Exercise directions = Could every line of the data be copied out once more, exactly?

Dataset content =
# # # # # # #

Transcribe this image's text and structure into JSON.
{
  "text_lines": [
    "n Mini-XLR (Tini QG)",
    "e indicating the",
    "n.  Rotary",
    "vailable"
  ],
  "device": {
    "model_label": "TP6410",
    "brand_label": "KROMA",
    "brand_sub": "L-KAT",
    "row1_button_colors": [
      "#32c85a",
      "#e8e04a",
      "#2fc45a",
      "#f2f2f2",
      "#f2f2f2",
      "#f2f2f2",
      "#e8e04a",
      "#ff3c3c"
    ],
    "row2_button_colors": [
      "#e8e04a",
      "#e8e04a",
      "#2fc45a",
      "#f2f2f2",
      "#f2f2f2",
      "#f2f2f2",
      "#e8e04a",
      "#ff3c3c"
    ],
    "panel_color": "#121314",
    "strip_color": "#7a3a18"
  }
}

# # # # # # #

Problem solution =
Transcribe this image's text and structure into JSON.
{
  "text_lines": [
    "n Mini-XLR (Tini QG)",
    "e indicating the",
    "n.  Rotary",
    "vailable"
  ],
  "device": {
    "model_label": "TP6410",
    "brand_label": "KROMA",
    "brand_sub": "L-KAT",
    "row1_button_colors": [
      "#32c85a",
      "#e8e04a",
      "#2fc45a",
      "#f2f2f2",
      "#f2f2f2",
      "#f2f2f2",
      "#e8e04a",
      "#ff3c3c"
    ],
    "row2_button_colors": [
      "#e8e04a",
      "#e8e04a",
      "#2fc45a",
      "#f2f2f2",
      "#f2f2f2",
      "#f2f2f2",
      "#e8e04a",
      "#ff3c3c"
    ],
    "panel_color": "#121314",
    "strip_color": "#7a3a18"
  }
}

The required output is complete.